27 May 2013
What Responsibility over Iconic Marine Living Resources?
Symposium on the Law of the Sea and the Law of Responsibility, cross-posted on Opinio Juris

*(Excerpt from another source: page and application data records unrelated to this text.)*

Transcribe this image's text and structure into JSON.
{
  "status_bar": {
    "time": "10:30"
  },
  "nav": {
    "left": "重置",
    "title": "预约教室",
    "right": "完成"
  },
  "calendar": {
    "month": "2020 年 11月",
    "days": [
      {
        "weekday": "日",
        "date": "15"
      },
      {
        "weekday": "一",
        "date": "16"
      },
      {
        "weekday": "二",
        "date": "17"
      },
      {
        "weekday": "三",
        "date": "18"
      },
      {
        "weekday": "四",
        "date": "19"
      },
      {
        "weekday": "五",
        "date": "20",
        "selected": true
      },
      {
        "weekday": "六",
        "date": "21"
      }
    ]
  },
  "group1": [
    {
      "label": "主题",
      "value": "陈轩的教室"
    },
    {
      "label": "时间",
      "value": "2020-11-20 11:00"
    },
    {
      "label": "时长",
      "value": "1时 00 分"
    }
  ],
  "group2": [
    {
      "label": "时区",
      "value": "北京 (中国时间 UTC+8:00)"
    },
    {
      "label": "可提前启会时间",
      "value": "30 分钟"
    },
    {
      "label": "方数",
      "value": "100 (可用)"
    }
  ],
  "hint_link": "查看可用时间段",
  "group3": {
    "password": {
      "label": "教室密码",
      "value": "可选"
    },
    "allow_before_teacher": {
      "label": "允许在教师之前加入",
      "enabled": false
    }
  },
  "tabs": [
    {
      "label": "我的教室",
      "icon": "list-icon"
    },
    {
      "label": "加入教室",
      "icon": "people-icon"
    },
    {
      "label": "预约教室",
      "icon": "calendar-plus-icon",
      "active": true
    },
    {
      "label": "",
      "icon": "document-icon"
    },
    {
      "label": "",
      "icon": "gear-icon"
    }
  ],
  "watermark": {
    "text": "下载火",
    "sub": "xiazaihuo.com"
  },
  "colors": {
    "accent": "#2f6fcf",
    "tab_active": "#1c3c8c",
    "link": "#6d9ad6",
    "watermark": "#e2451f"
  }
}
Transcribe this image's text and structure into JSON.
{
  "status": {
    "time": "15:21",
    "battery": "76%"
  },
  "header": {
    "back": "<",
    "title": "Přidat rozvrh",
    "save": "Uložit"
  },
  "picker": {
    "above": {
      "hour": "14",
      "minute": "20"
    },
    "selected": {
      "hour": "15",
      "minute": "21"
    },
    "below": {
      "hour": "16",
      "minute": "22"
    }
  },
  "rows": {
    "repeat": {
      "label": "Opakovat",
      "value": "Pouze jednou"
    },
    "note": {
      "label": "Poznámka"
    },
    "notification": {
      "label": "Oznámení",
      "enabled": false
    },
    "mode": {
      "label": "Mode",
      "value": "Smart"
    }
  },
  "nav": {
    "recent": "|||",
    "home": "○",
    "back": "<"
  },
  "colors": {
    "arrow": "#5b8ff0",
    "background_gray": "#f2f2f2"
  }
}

One of the most successful environmental campaigns was captured by the slogan of ‘Save the Whales’. It was apparently when the Australian Prime Minister’s daughter returned home from school sporting a Save the Whales badge that the initial impetus was provided for Australia to shift from pro-whaling nation to anti-whaling. Over the decades, we have seen a fundamental change in the legal regulation of whaling: from minimal regulation and maximum exploitation to a zero-catch quota (colloquially known as the moratorium) on commercial whaling under the International Convention for the Regulation of Whaling (ICRW). There has been resistance to this moratorium – from those states that never agreed to the imposition of a moratorium and those states that seem to thwart the moratorium by conducting commercial whaling under the guise of legally permissible scientific whaling, as Australia asserts Japan is doing. If we are to maintain legal standards in the conduct of whaling then how can states be held responsible? (more…)